Nigerian blogger and entrepreneur, Linda Ifeoma Ikeji, has come under fire for the production and release of the movie, ‘Dark October’.
Recall that the parents of the four students of the University of Port Harcourt, who were killed by a mob in the Aluu Community in 2012, had asked the popular blogger, Linda Ikeji and Netflix, to suspend the planned premiere of their movie, Dark October.
The movie, which was released on 3 February, tells the story of the murder of the four students codenamed Aluu-4 in October 2012.
The Aluu4 lynching was a necklace lynching that involved four young men, Ugonna Obuzor, Lloyd Toku, Chiadika Biringa, and Tekena Elkanah, all students of the University of Port Harcourt.
They were all lynched after they were falsely accused of theft in Aluu, a community in Obio/Akpor local government area, Rivers State, Nigeria, on 5 October, 2012.
Ugonna had a debtor called Bright who was owing him some undisclosed amount of money which bothered him much.
In time, Ugonna managed to find out Bright’s particular location.
He sought the help of his fellow rapper Lloyd, childhood and longtime friend Tekena and roommate Chiadika. Together, four of them ventured into a journey of no return.
The four students finally arrived in the house of the debtor at about midnight, a time that seemed odd for anyone to move about, carrying axe, pen knife, and cutlass in order to scare the debtor. In the cause of settling the debt, a misunderstanding ensued which turned sour and eventually turned into a fight.
The debtor whose name was Bright raised a false alarm and started screaming, claiming that the men were there to steal laptops and mobile phones.
The vigilante group from Aluu, was alerted with the impression that the students were the criminals disturbing the community.

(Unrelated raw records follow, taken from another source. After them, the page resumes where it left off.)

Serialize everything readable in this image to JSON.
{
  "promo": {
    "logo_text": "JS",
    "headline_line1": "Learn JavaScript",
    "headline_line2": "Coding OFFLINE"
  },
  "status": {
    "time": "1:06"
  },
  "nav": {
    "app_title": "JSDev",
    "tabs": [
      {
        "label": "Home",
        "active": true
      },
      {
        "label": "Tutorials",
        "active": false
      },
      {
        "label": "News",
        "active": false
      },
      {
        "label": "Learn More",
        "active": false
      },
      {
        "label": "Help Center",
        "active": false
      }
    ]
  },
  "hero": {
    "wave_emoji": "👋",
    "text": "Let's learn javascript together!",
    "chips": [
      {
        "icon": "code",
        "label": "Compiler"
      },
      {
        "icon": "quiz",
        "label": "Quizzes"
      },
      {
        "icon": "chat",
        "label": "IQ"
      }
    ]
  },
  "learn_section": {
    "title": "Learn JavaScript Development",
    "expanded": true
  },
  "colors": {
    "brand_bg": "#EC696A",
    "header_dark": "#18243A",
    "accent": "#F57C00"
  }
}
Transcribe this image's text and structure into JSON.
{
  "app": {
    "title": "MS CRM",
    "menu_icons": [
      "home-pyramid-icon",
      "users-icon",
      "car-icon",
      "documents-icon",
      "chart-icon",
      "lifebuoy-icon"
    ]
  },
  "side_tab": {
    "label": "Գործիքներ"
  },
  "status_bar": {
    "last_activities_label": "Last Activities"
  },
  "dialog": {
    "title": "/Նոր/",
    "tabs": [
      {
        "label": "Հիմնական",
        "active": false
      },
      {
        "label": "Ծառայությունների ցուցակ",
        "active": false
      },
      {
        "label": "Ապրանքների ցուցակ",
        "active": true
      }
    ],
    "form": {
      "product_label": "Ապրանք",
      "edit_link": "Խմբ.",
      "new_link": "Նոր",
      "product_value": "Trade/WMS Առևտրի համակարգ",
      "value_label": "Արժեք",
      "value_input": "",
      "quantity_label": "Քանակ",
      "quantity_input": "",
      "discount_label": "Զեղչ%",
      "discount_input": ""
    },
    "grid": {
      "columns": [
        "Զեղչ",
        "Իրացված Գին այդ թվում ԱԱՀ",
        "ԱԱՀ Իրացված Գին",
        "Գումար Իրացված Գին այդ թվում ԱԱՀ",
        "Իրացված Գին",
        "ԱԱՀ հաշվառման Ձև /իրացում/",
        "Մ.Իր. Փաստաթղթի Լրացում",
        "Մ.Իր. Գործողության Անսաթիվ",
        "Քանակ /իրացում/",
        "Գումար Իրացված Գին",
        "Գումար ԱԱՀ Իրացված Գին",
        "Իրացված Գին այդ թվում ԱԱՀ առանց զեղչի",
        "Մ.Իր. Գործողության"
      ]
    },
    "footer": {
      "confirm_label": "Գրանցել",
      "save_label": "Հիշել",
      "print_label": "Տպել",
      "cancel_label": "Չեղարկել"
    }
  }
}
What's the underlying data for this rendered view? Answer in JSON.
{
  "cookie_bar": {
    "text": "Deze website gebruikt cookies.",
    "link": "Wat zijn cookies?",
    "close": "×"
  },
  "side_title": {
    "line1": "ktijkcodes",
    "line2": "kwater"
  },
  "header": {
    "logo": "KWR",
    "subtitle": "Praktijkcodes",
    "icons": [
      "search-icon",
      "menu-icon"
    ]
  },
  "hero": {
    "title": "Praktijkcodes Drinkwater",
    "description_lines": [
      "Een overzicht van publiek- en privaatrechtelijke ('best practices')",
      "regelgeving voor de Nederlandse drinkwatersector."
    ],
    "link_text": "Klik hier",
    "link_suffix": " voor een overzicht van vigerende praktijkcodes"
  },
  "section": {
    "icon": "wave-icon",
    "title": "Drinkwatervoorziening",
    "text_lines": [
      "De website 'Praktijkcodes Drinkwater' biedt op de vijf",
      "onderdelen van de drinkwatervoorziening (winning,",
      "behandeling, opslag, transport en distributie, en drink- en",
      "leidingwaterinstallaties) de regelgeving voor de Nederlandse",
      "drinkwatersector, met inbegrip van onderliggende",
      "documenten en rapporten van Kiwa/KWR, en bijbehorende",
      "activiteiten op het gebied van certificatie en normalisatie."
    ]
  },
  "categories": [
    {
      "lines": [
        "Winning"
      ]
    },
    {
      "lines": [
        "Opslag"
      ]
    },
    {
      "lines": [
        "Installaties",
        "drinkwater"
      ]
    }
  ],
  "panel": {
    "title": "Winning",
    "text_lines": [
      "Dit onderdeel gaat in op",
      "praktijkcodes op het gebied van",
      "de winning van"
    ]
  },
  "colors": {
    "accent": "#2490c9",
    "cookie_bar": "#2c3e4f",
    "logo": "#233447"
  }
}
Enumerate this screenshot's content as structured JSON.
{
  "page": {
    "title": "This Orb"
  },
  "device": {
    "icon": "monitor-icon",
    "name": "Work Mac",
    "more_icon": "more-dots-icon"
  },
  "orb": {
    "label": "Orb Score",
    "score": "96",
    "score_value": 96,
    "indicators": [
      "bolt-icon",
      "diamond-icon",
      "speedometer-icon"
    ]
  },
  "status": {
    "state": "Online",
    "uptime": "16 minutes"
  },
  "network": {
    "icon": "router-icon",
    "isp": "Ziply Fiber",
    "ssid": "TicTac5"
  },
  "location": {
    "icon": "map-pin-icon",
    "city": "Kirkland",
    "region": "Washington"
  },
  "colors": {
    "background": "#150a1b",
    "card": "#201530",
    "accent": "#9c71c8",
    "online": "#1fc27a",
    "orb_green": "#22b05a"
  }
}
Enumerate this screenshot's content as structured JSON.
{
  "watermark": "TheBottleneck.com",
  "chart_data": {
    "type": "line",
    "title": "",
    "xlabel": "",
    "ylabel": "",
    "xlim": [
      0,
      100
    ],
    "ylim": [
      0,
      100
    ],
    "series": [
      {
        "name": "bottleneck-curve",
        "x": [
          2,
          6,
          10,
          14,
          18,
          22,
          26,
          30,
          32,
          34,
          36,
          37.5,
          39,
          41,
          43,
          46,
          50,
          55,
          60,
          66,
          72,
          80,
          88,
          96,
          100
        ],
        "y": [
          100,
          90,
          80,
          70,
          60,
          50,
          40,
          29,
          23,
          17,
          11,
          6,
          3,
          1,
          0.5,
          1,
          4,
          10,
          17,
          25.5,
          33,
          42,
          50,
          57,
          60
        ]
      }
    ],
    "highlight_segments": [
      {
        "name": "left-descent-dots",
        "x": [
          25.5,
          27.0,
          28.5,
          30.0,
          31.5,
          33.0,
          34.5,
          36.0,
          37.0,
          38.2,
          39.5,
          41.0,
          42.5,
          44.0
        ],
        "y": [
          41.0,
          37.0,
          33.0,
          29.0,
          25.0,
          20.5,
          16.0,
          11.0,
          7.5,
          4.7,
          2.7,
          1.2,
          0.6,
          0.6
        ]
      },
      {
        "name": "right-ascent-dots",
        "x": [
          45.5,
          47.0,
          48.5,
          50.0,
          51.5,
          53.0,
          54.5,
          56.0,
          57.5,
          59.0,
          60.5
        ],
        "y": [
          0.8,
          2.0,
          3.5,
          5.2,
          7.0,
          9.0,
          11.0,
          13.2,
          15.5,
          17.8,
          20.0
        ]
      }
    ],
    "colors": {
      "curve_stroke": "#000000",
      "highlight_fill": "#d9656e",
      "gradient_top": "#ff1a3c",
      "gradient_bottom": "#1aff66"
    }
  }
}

Before the Vigilante group from Aluu would arrive, angry mobs has started chasing the four men through the streets with stick and stone-wielding, caught them, stripped naked, beaten and tortured until they were almost unconscious.
Afterwards, in the presence of a crowd, the Nigerian police officers and some Nigerians, they were dragged through mud, had concrete slabs dropped on their heads and car tires filled with petrol wrapped around their necks (thus “necklacing”) in order to burn them. Nobody could stop it, not even the Nigerian Police force.
The family through a rights group, The Integrity Friends for Truth and Peace The initiative (TIFPI), said Linda Ikeji made the movie about their late children without consulting them.
It said that the movie has reawakened the already doused trauma caused by the tragic killing of their children.
Given that the movie was released, Linda Ikeji does not appear to have complied with their request.
On social media, the development has elicited a variety of responses.
Some Twitter users shamed her, while others applauded her for highlighting the unfairness the boys endured.
@DanielRegha said: “Linda Ikeji making a movie about the Aluu 4 victims isn’t a problem, cos anyone can make a movie about people, living or dead; But since the affected families disapproved, Linda should’ve canceled the movie. She’s profiting from other people’s misfortune & that’s truly evil.”
@peekaymila said: “Linda Ikeji is a despicable human.
“She made a movie about the Aluu 4 victims without the consent of the parents.
“Went ahead to release the movie on @netflix, even after the parents expressed their dissatisfaction and opposed the idea.
“How could @netflix let this happen?”
Meanwhile, some tweeps disagree with those who said the popular blogger released the movie to profit off the misfortune of the victims’ families.
@OlujuwonBabs said: “How does this make Linda Ikeji despicable? Does the family own the right to a public story? Are we being emotional because it’s Linda or cos it involves money? It’s a public story and it can be told by anyone. I dislike this faux outrage.”
@StanleyEzihie said: “Lol, even people that start recording dying victims of an accident without trying to help save their life first, are shouting Linda Ikeji shouldn’t have produced a movie about Aluu 4 without consent. The irony of this woke Twitter users.”
@rukevwejacobs, while commenting, also wrote: “The Aluu 4 story had to be told in film. Thanks, Linda Ikeji. True, this story may not be welcome by the families concerned. But for the sake of them, for the sake of Deborah and many others, we need to remember. This film is the most useful film I have watched from Nigeria.”
“I think we should all give Linda ikeji a break out problem is that we play emotion too much in the country u see that Aluu 4 story if a Nigerian don’t tell it a white man will steal it and tell it the way it suits them and nothing will happen,” @Lithmike noted.